CEOs at Enron combine with the accountants at Arthur Anderson to perpetrate a fraud measured in the billions. WorldCom counts ordinary expenses as capital improvements and investors and bond holders are cheated out of billions. Who bears responsibility for those losses? Presidential pal, Kenny Boy Lay? Republican donor Bernie Ebbers? Former Enron executive and now Secretary of the Army Thomas White? Former accounting industry lobbyist Harvey Pit?

Of course not. It was Bill Clinton’s fault. Steve Forbes took to CNN to make sure that it was clear where the blame should be assigned:
FORBES: Well, I think if you want to look at the tone of the '90s, it started right at the top, at the White House, where the attitude was anything goes. If you get caught, spin your way out of it. The only thing they didn't resist -- they could resist everything except temptation. So it started at the top.

Rush Limbaugh agreed. As the Washington Post reports Limbaugh’s argument that Clinton was responsible for corporate scandals was as follows:
He offered up a series of choices: "Who taught us how to get around laws? A, Ronald Reagan. B, Bill Clinton. Who taught us how to have his way with words and women? Who taught us, my friends, how to lie under oath and get away with it?

Now that we understand how the era of responsibility works, we can apply it to other circumstances.

Treasury Secretary John Snow’s ex-wife alleged in a suit that he had failed to pay child support for his two sons. He settled the suit. The White House was aware of those allegations before appointing Mr. Snow as Treasury Secretary.

Surely the failure to provide support for one’s children is an example of someone who “flouts virtue and revels in irresponsibility.” Mr. Bush did not find such conduct disqualifying.

We are sure that someone can explain how Mr. Snow’s conduct and Mr. Bush’s condoning of such conduct is Bill Clinton's fault.

Bill Donaldson is Bush’s nominee to replace Harvey Pitt as the Head of the SEC. Donaldson, while married, had an affair with the wife of a Congressman. He fathered a child by his mistress. Republicans have been mute on that lapse of judgment. Mr. Bush did not think that such conduct was disqualifying.

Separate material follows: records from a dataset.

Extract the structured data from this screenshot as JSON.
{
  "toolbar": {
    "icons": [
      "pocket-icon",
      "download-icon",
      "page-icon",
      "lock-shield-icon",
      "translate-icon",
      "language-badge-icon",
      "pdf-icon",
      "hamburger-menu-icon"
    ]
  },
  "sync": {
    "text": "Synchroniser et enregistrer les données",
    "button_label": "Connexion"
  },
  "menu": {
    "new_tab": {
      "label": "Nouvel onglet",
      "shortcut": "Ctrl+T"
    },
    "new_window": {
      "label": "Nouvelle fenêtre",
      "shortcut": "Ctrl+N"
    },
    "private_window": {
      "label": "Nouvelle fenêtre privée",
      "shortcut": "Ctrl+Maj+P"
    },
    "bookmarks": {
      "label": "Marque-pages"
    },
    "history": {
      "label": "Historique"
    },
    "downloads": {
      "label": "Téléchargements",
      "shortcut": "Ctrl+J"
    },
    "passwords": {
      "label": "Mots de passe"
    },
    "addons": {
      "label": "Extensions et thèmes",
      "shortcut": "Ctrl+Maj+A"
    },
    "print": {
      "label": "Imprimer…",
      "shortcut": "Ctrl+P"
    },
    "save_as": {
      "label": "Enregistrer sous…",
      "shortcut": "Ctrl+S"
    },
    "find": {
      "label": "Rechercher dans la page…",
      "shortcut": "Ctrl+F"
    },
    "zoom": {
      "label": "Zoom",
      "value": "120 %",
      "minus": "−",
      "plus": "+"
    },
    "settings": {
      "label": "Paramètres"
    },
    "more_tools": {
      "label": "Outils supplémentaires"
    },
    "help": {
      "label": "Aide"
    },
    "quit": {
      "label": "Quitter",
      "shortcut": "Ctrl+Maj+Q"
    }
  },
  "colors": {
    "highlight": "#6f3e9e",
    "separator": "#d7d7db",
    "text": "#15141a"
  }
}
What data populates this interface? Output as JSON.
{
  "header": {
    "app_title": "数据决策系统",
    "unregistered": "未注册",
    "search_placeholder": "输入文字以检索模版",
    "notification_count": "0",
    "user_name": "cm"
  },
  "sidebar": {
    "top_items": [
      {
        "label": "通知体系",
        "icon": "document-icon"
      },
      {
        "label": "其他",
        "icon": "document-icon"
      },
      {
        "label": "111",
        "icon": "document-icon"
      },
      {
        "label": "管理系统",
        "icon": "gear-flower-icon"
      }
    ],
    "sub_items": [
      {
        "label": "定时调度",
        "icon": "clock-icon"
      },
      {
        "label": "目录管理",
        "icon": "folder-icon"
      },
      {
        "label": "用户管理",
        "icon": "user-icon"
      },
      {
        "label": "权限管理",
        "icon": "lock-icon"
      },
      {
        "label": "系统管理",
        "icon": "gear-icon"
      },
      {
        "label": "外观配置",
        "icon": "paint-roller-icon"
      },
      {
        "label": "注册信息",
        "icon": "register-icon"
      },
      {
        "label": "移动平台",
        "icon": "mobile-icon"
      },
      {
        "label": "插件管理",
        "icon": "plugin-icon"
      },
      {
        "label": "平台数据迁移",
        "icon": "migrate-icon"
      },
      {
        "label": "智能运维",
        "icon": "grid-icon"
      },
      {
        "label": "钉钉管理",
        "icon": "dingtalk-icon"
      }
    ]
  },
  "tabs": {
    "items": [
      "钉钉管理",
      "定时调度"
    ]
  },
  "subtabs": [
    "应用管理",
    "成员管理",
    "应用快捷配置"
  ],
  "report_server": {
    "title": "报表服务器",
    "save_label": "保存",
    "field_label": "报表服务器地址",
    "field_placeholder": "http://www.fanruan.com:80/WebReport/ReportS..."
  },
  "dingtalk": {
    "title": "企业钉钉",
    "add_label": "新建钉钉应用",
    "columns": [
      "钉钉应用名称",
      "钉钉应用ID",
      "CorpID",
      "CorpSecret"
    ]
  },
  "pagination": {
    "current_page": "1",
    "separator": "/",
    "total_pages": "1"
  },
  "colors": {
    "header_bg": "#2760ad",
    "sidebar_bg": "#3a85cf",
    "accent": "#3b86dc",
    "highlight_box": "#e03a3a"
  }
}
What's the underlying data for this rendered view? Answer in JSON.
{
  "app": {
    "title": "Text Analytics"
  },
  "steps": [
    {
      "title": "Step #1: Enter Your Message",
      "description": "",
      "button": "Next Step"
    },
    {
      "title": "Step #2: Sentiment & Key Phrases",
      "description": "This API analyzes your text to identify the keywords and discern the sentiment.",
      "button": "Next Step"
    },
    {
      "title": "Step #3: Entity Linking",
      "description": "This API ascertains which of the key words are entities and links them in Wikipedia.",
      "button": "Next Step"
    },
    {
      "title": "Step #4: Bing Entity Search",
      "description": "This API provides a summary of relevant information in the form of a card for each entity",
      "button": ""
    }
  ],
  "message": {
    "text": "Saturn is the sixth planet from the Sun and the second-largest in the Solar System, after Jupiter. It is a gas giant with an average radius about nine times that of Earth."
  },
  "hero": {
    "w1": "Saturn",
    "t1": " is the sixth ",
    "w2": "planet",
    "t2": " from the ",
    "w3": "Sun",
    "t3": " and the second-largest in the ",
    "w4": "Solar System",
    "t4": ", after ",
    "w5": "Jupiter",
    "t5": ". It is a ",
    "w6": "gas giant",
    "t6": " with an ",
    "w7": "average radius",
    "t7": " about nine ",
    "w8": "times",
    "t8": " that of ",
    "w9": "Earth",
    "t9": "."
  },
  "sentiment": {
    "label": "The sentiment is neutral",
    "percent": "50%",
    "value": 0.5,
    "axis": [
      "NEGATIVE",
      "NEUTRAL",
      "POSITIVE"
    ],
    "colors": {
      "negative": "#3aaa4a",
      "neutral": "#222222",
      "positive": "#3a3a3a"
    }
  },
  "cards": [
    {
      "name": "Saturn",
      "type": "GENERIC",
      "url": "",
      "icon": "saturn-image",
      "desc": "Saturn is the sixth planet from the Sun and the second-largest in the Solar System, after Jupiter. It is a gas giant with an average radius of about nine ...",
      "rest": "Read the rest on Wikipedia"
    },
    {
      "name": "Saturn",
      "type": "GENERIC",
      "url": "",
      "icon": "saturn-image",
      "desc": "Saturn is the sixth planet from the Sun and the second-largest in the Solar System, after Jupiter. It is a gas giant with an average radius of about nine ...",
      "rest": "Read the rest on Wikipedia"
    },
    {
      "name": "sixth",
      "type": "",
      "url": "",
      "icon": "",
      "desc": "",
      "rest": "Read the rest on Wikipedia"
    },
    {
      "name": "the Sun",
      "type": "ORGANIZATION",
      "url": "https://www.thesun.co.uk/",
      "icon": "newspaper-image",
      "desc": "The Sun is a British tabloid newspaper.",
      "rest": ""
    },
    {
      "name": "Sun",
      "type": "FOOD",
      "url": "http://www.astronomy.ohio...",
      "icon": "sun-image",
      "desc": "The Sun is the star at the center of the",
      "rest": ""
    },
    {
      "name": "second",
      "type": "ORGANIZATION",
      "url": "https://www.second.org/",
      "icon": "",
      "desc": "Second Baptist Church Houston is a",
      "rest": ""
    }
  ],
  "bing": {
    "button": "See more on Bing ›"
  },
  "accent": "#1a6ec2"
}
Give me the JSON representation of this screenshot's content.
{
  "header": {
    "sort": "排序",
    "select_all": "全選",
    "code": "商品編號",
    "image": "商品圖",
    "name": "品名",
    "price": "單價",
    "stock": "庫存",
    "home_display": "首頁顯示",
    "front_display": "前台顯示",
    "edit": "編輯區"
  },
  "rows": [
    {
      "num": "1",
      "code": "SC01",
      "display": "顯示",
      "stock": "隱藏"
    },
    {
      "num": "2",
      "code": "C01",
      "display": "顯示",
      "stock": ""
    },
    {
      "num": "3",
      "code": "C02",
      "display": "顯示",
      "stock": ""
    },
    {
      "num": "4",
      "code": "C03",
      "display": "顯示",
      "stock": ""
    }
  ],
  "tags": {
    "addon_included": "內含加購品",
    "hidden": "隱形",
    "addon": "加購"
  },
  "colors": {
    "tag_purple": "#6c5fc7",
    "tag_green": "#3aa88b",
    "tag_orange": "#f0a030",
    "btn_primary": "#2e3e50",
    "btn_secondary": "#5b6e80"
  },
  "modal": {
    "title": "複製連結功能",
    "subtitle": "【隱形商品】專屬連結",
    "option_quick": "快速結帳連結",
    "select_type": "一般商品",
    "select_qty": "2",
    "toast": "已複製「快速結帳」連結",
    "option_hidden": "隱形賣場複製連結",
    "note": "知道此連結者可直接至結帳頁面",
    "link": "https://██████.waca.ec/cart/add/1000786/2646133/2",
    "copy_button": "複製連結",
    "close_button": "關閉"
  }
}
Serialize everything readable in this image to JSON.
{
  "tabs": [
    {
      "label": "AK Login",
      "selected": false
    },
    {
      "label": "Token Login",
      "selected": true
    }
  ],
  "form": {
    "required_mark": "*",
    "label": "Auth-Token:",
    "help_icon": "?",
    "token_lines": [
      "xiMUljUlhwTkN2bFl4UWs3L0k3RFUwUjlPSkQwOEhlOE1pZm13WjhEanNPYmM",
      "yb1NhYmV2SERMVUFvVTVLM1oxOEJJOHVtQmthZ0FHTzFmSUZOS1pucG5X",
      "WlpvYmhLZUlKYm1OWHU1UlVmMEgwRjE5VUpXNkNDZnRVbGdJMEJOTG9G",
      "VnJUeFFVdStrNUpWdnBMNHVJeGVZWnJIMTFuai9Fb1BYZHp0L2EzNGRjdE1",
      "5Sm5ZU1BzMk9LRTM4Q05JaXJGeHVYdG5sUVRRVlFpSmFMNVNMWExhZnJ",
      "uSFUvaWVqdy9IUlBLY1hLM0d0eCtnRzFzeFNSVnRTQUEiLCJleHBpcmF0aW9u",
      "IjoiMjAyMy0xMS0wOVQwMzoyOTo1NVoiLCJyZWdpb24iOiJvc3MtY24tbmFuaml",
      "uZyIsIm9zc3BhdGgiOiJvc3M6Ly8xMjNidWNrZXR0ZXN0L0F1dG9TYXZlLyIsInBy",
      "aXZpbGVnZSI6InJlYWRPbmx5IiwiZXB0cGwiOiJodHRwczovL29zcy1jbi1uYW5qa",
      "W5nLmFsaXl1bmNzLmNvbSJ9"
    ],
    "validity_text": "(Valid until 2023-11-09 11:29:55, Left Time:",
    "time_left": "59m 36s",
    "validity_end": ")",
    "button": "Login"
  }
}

Those indiscretions involved an extra marital affair and the failure to provide for one’s children. The era of responsibility does not seem to apply in those cases. Perhaps that is because conservatives always told us that President Clinton’s difficulties were not about the sex but were about the lying. As Limbaugh said when placing the blame for the corporate scandals on Bill Clinton "Who taught us, my friends, how to lie under oath and get away with it?"

George W. Bush would not follow Bill Clinton example and condone lying would he?

Elliot Abrams was appointed by President Bush to be a Senior Director for Democracy at the National Security Council. In the 1980s, Abrams pled guilty to two counts of lying to Congress. His law license was suspended for “dishonesty, deceit or misrepresentation.”

John Poindexter was convicted by a jury of lying under oath. His conviction was overturned on appeal (in what we think was a correct ruling) on grounds unrelated to the dishonesty of his testimony. Despite that jury verdict, Mr. Bush appointed Mr. Poindexter to head the Information Awareness Office.

Republicans can fail to pay child support, father a child by another man’s wife and lie with impunity. George W. Bush’s does not find that conduct disqualifying for top-level administration positions.

The Republican Era of Responsibility is quite easy to understand. No one except Bill Clinton is ever responsible.